Work instruction. Copy each line of the records below that mentions the word "arrow".

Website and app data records

────────────────────

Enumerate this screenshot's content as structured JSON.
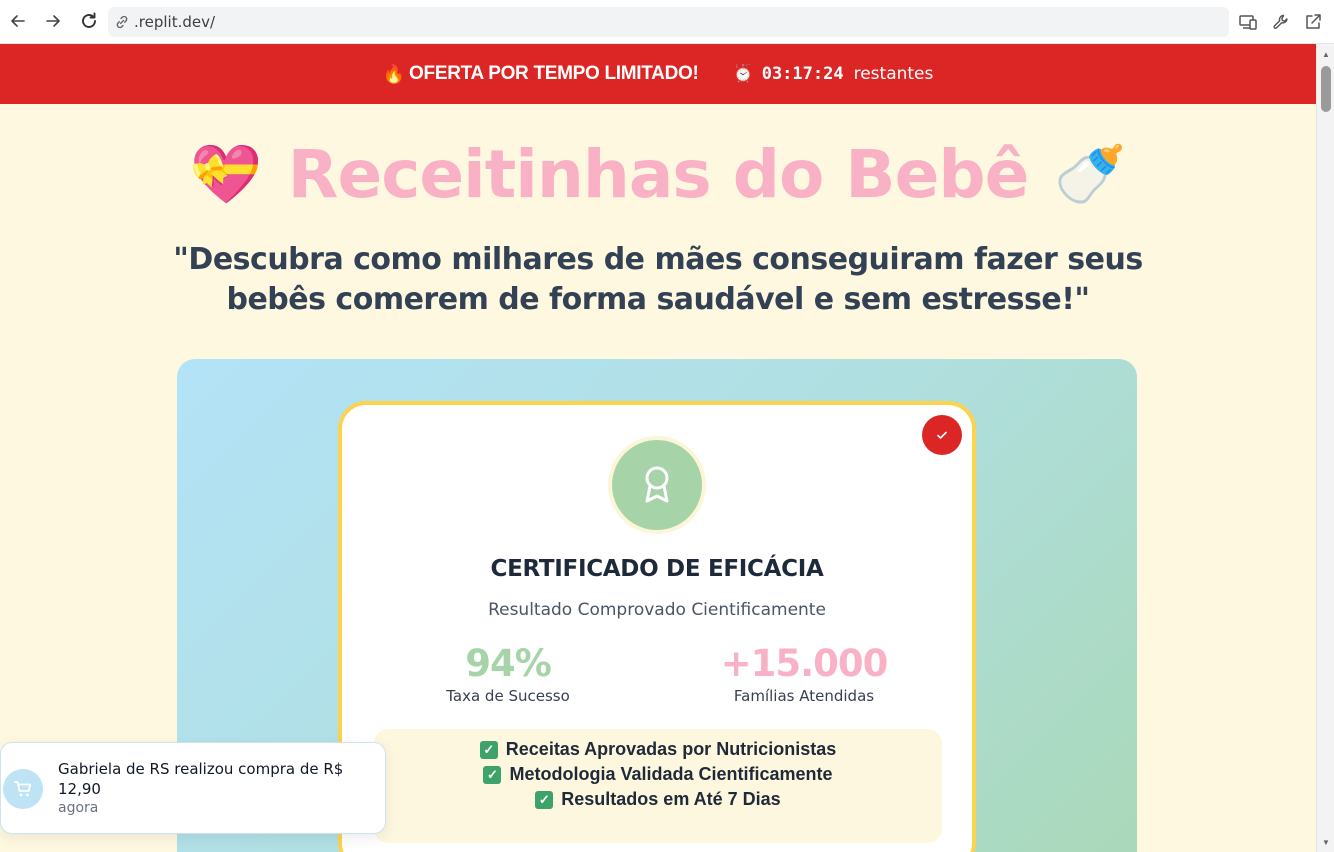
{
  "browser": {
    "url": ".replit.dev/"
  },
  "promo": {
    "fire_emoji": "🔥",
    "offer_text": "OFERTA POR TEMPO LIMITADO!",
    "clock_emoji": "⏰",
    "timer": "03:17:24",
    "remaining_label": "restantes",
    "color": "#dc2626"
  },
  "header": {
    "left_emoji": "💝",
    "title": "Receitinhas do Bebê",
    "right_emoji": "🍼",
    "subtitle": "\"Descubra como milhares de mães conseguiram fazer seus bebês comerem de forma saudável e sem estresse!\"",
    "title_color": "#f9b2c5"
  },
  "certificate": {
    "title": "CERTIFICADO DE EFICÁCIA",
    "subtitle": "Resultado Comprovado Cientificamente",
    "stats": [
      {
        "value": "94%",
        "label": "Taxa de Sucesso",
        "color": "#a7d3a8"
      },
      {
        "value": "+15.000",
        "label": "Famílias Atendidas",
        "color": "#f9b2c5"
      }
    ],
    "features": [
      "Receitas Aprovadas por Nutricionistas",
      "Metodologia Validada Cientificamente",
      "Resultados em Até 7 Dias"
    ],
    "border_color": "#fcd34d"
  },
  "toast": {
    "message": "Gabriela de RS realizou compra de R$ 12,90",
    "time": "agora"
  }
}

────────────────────

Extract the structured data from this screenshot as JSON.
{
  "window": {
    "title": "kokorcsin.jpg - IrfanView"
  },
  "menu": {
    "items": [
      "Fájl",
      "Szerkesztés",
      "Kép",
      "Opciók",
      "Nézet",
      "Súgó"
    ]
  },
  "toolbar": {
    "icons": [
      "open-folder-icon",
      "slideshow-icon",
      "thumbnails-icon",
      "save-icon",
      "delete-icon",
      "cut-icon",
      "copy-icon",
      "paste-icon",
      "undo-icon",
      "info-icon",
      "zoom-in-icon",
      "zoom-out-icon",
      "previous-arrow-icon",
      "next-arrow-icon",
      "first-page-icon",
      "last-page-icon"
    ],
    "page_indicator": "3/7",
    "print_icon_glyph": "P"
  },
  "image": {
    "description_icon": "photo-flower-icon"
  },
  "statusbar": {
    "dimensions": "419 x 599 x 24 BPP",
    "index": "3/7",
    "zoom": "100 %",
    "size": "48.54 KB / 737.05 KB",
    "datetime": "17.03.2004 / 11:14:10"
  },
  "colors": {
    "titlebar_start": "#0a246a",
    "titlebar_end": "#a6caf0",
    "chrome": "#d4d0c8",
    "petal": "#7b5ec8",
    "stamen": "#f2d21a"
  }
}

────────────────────

Response for this exercise.
      "previous-arrow-icon",
      "next-arrow-icon",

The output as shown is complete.